Former Facebook manager Frances Haugen accused the company on Sunday of putting its own profits ahead of fighting hate speech and disinformation. Her lawyers have filed at least eight complaints against the social media giant to the US Securities and Exchange Commission, she said.
Frances Haugen, 37, who worked at Facebook as a product manager in the disinformation department, was a guest on CBS’s “60 Minutes” program on Sunday. She revealed that she was behind the leaks of the documents that formed the basis of the Wall Street Journal investigation.
Wall Street Journal Investigation
Prior to her departure, Haugen had copied many of the company’s internal documents, which she passed on to WSJ journalists.
On their basis, the newspaper published a series of articles, which show that by introducing the content algorithm, the portal contributed to increasing the polarization of the Internet, and also did not take steps to reduce the aversion to vaccination. The disclosed documents showed that celebrities, politicians and other famous Facebook users were treated in a different way than other Internet users – different moderation rules were applied to these profiles or they were not applied at all – writes the BBC.
The Wall Street Journal also featured research on the harmful effects that what Instagram has on teenage users. A significant proportion of young people admitted that using the website exacerbated their problems related to their body image, depression, suicidal thoughts and anxiety.
After a series of articles by “WSJ”, the matter was taken up by the US Senate. Haugen is due to testify before a Senate subcommittee on Tuesday.
Interview with Frances Haugen on CBS
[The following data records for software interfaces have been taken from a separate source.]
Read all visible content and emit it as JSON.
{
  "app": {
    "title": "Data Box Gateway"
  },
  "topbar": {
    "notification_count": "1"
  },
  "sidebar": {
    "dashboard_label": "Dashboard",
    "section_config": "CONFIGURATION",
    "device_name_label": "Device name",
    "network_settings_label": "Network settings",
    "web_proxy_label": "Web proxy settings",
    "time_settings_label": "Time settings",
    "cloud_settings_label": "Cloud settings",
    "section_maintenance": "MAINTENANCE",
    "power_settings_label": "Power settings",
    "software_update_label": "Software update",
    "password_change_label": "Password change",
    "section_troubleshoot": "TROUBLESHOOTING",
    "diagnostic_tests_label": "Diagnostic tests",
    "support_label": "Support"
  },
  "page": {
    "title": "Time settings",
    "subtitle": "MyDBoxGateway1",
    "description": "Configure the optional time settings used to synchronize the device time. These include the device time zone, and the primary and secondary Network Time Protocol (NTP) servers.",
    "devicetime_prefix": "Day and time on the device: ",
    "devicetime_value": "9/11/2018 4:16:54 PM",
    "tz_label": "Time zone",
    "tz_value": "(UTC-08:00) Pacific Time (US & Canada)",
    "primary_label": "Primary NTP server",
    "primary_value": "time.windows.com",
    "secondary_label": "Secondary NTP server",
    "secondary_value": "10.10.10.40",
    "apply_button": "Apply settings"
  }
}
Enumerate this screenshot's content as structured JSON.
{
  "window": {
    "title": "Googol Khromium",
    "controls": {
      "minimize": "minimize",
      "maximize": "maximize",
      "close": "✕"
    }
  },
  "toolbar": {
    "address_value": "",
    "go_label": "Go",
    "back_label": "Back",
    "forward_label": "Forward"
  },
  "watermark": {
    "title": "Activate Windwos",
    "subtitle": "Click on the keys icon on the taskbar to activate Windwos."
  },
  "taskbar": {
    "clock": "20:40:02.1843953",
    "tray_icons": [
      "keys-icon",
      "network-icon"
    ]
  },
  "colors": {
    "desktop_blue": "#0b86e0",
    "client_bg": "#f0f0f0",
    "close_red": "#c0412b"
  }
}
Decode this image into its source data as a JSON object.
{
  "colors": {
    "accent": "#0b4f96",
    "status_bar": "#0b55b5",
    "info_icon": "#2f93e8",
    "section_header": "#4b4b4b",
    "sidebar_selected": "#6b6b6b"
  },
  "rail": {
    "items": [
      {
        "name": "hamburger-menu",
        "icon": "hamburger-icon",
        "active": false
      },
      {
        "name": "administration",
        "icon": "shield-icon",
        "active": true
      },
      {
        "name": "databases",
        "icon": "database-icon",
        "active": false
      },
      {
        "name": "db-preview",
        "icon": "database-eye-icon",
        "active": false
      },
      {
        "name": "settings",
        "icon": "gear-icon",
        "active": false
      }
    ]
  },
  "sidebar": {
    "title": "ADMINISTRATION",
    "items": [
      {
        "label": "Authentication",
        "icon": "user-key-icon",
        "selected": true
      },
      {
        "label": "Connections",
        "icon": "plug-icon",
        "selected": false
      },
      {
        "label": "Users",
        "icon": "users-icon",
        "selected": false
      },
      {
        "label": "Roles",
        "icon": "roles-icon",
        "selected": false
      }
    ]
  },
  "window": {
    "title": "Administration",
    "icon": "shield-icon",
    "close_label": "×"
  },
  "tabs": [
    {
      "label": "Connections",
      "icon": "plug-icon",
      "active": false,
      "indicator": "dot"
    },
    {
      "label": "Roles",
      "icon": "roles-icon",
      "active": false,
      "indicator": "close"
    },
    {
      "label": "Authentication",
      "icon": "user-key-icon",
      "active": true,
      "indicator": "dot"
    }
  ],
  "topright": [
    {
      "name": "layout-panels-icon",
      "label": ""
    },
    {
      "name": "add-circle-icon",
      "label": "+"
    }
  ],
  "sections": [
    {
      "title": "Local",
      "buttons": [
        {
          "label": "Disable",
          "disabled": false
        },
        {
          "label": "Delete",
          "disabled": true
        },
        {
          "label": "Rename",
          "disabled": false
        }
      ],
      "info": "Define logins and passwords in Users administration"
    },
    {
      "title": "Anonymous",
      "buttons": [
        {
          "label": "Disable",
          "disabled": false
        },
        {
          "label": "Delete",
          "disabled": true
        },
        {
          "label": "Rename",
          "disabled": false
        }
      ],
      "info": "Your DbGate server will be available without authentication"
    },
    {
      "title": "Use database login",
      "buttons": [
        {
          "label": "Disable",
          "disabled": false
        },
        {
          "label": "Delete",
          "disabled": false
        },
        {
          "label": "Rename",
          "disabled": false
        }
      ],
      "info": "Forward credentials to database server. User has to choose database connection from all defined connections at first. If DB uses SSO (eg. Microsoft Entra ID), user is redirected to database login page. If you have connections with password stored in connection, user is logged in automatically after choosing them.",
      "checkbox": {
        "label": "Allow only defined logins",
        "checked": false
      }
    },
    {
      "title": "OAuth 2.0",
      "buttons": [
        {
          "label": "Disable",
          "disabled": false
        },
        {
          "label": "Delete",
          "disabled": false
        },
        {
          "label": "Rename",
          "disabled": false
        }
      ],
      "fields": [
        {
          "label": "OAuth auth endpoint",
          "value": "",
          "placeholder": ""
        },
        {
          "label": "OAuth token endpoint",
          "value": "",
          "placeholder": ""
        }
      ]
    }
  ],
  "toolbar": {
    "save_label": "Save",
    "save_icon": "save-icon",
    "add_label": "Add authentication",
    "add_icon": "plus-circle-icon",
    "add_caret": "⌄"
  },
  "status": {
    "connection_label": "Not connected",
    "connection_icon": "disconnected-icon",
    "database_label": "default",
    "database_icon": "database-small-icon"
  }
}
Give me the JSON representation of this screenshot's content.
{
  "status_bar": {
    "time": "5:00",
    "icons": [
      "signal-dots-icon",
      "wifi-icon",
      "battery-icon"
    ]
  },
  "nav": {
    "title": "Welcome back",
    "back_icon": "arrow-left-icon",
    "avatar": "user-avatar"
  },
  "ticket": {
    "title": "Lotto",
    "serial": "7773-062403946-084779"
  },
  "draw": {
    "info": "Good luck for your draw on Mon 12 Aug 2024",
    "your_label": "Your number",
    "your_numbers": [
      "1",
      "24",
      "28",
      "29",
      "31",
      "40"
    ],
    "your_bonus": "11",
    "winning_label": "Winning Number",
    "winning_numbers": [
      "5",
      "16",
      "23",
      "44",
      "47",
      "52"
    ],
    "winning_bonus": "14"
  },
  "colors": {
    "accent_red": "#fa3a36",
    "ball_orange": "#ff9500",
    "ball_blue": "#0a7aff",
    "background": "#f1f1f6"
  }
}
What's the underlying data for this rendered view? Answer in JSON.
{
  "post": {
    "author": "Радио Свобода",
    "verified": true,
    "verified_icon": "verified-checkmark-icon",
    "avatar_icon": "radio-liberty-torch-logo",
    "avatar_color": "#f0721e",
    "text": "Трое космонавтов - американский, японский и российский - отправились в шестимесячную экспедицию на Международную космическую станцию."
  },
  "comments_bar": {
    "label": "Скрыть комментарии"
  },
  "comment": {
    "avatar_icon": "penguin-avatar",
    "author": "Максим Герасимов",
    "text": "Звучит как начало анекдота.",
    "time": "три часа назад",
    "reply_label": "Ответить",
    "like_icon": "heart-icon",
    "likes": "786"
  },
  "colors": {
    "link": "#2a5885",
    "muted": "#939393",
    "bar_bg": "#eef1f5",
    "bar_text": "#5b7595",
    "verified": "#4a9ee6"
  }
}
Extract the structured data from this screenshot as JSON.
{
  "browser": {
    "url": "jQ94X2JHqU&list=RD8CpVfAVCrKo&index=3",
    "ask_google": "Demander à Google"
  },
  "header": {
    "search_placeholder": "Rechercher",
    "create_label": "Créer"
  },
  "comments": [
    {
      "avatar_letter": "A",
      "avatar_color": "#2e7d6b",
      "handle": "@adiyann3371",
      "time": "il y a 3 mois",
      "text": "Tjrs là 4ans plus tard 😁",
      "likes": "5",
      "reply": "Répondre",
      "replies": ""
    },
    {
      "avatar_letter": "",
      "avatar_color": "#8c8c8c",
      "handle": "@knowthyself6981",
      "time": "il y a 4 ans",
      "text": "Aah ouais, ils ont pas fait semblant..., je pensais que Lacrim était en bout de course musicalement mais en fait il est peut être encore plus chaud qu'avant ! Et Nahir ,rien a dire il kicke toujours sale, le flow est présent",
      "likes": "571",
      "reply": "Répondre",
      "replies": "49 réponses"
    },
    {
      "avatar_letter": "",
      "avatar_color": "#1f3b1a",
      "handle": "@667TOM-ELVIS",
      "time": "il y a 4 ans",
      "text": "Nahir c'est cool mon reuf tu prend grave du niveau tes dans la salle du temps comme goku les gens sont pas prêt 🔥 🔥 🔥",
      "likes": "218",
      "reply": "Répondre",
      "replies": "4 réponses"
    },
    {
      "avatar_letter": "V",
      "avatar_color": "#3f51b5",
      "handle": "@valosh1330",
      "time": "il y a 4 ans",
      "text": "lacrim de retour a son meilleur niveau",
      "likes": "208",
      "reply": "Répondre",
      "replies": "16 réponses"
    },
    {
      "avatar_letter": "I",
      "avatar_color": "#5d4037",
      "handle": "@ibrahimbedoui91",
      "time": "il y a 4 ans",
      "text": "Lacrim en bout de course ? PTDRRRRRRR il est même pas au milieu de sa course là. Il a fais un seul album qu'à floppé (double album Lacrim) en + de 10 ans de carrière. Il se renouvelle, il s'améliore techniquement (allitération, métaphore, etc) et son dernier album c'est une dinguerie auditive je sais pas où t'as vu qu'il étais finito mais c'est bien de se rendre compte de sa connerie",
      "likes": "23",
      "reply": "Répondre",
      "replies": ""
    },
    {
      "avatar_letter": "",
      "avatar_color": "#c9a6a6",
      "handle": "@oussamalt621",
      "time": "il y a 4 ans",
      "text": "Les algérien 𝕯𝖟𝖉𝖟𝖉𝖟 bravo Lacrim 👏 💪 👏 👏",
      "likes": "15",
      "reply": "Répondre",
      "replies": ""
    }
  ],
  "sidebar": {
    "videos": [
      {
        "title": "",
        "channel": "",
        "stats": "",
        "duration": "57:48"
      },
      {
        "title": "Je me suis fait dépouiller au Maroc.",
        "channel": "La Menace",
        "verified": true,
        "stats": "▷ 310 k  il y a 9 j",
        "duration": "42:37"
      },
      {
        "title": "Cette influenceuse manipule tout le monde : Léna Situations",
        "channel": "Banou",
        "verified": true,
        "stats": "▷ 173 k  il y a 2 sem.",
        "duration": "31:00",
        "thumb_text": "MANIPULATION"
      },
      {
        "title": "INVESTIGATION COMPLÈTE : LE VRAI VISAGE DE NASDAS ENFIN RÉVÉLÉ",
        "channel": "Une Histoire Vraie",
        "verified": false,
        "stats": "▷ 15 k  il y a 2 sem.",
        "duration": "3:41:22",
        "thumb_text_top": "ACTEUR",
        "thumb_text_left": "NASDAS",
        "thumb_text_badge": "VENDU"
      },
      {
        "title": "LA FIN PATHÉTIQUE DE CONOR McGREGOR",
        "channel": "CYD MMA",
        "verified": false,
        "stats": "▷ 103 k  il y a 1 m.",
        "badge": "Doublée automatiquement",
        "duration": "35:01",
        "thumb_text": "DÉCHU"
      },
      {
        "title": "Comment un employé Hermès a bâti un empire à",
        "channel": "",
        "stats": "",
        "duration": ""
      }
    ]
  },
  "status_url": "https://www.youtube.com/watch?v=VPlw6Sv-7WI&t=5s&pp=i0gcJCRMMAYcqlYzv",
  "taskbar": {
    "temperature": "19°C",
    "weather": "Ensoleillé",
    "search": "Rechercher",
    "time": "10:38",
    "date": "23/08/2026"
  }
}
“There were conflicts of interest between what was good for society and what was good for Facebook,” Hagen told CBS on Sunday. “Facebook constantly chose to optimize its own interests, such as increasing profits,” she added. She said she left Facebook earlier this year as she was irritated by the company’s policy.
Haugen also said Facebook was lying to the public about the progress the company was making in reducing hate speech and disinformation on a social media platform.
According to the former manager, Facebook was used by the organizers of the Capitol riots in January to fuel violence. As she revealed, during the presidential election, the giant launched special security systems, which were turned off shortly after the vote. “As soon as the elections were over, they turned them off or changed the settings back to what they were before, putting profit growth over security, and that really does seem like a betrayal of democracy,” Haugen said.
In response to Haugen’s disclosure, Facebook released a statement challenging the woman’s reports.
“We are constantly making significant improvements to counter the spread of disinformation and harmful content,” assured Facebook spokeswoman Lena Pietsch. “It is simply not true to suggest that we encourage people to post inappropriate content and do nothing,” she added.
Facebook’s vice president of global affairs Nick Clegg said on CNN shortly after the interview with Hegel that the claim that he was fed up with the events of January 6 because of social media was “ridiculous”.
Main photo source: Enex